They were to embody the systemic justice of God, in and through the power of his Spirit, as a witness amidst the systemic injustice of the surrounding empire.

The New Testament is, like the Old, emphatically both / and rather than either / or.

And in Revelation, at the climactic finale of the biblical story, the Christian hope arrives when the structured empire of Babylon is replaced with the City of God, in the New Jerusalem of Revelation 21 – 22.

City of God

Speaking of the City of God, a related observation: Augustine is wisely looked to in the “personal responsibility” motif for his discerning insights on the personal nature of sin, running much deeper than our external behaviors to the interior level of desire. But it would be wrong to set Augustine over against the systemic nature of sin.
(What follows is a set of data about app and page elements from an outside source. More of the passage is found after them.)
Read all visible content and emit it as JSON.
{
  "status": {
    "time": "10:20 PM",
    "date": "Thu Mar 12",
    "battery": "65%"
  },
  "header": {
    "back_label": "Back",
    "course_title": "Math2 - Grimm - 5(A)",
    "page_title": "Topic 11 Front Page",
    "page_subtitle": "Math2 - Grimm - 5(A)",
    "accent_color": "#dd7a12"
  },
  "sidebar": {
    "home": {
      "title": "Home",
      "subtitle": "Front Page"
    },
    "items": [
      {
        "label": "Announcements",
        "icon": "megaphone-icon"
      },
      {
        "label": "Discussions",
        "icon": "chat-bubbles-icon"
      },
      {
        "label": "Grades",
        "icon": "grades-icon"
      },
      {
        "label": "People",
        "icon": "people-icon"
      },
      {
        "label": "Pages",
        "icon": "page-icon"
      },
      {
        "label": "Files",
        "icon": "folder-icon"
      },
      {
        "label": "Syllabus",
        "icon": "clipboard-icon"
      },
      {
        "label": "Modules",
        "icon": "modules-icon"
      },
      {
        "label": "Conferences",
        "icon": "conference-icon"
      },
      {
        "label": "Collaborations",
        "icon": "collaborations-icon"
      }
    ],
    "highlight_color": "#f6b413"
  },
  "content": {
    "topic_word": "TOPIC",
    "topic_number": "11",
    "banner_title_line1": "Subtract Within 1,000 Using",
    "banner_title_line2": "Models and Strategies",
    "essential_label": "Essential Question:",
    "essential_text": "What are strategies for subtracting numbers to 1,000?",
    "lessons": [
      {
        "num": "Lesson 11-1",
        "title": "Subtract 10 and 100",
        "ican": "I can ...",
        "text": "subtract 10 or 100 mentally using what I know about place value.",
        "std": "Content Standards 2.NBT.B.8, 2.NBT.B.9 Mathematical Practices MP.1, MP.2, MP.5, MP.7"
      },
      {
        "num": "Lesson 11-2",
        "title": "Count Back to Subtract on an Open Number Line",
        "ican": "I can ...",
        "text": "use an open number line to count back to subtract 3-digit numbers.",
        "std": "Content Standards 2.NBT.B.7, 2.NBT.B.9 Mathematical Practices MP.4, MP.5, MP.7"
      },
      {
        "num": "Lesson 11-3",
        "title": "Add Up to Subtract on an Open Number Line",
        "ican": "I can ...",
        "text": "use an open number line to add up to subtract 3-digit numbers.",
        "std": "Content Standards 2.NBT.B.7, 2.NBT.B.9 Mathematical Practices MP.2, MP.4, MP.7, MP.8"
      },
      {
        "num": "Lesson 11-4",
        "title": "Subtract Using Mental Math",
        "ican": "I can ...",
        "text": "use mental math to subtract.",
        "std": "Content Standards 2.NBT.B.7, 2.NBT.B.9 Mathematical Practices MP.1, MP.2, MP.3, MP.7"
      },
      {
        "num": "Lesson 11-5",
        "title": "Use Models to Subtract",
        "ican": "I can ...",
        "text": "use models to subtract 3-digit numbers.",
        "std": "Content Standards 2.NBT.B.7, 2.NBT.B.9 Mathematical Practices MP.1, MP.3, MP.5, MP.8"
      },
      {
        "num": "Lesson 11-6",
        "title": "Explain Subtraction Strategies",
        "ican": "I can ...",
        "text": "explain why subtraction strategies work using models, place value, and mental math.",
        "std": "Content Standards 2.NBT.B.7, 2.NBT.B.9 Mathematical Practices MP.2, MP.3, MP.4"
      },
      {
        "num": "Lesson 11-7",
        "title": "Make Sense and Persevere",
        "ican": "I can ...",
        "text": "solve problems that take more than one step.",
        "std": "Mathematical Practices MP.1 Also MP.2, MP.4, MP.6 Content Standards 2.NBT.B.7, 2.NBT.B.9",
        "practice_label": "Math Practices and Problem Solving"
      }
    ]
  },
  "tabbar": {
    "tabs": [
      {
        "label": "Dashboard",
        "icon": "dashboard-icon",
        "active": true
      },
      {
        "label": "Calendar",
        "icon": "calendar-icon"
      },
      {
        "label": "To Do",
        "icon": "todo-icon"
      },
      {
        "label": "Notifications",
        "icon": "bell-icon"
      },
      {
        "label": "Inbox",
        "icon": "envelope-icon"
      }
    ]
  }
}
In The City of God, one of the most influential works in Western history, Augustine is laying a sledgehammer to the very foundations of the Roman Empire’s self-understanding. Augustine is devoted to demonstrating the relationship between the personal and systemic nature of sin. As the thesis of his work puts it:

Two loves built two cities.

Corrupted affections corrupt institutions and build corrupt systems.

There is an inseparable relation between the sinful desires of the human heart and the systemic injustices of our world. Sex-trafficking is rooted in lust and greed. Genocide is rooted in rage and pride. Personal responsibility and systemic injustice are not an either/or; they are a both/and.

Events like Ferguson and the death of Eric Garner are catalysts for reflective engagement with systemic issues rooted in histories of racism, embodied in policies, practices and procedures arising from a legacy of discrimination, and involving the troubled relationship between police, prisons and the criminal justice system with the African-American community today.

For Christians, it is a mistake to pit personal responsibility and systemic injustice against each other. The biblical narrative invites us to see them as inherently intertwined.